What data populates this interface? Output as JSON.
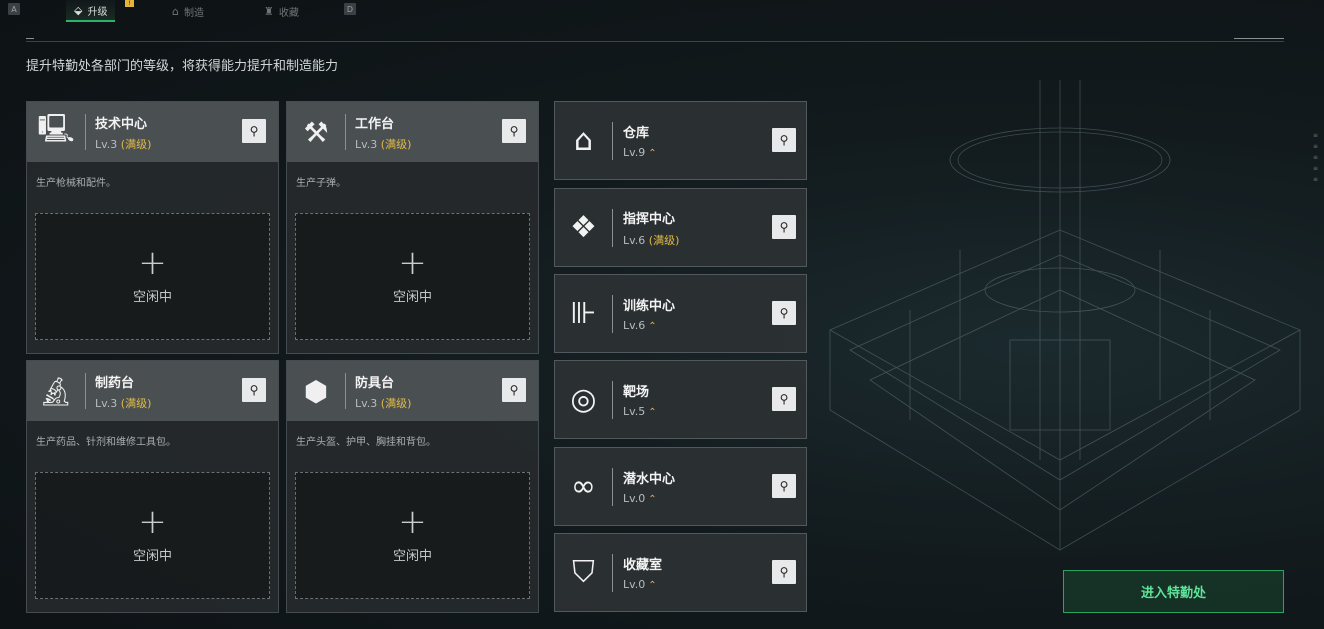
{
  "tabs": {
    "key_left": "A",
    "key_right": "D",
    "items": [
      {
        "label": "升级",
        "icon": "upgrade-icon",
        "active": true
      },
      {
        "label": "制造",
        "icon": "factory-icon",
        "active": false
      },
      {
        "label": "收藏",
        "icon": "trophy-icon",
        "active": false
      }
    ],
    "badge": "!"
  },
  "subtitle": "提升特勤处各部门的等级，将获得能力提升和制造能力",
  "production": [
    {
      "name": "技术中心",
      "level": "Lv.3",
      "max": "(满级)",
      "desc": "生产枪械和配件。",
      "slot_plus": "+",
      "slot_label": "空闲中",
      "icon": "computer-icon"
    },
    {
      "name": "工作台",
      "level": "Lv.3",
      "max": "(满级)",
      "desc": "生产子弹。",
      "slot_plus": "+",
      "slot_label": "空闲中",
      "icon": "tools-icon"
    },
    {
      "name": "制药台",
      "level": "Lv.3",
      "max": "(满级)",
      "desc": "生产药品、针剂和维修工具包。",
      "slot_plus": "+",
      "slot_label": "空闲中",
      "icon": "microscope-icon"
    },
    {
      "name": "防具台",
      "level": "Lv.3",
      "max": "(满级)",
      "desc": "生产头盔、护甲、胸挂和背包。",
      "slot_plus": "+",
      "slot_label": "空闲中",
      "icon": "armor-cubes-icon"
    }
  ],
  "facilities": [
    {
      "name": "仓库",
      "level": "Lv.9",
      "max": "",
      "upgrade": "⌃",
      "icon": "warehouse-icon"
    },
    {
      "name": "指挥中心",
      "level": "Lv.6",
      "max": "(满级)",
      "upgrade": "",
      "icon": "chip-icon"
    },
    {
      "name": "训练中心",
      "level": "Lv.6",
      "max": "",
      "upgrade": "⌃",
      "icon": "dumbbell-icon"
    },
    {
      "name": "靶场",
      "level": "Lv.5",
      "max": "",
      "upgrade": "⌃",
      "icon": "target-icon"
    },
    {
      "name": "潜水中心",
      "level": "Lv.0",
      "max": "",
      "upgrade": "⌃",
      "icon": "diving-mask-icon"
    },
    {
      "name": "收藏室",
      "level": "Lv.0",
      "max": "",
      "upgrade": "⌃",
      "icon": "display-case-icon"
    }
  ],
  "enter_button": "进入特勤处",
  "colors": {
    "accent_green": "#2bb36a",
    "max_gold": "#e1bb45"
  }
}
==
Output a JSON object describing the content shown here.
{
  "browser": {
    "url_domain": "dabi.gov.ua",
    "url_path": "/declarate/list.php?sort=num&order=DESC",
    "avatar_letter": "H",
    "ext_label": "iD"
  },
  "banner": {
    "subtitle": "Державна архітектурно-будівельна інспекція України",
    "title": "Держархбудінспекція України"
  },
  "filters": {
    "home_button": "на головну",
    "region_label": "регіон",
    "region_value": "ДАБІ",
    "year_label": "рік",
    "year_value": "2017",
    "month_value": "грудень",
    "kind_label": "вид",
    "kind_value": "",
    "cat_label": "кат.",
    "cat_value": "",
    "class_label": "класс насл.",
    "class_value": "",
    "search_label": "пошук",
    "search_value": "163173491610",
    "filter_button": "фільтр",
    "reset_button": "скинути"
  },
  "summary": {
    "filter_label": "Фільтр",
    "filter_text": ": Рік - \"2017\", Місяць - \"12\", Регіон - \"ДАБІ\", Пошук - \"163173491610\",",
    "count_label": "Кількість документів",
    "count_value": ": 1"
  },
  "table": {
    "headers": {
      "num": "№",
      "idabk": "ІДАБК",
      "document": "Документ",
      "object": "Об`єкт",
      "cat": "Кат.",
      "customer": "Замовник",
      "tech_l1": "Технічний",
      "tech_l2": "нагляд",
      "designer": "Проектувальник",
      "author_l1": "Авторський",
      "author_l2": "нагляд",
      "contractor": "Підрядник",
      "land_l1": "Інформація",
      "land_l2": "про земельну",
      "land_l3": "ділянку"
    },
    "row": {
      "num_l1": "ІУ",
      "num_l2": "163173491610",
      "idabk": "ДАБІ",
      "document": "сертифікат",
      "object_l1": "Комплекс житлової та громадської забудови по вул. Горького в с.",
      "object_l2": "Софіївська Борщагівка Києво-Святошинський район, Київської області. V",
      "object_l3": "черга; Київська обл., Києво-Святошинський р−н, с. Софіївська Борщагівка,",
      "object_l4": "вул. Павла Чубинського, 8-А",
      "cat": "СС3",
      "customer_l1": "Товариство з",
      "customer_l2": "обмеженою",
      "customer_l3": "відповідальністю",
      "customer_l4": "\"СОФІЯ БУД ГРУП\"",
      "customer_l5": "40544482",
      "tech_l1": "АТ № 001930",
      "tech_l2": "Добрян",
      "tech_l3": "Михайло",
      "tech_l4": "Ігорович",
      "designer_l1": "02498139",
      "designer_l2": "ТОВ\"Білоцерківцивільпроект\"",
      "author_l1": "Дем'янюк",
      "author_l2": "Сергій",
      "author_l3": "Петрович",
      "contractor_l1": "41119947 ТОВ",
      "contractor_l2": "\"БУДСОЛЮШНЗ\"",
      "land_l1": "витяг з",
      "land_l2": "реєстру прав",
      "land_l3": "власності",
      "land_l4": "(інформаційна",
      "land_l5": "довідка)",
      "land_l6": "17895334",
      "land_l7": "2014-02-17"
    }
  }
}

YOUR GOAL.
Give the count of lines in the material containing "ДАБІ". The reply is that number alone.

SOLVED EXERCISE.
3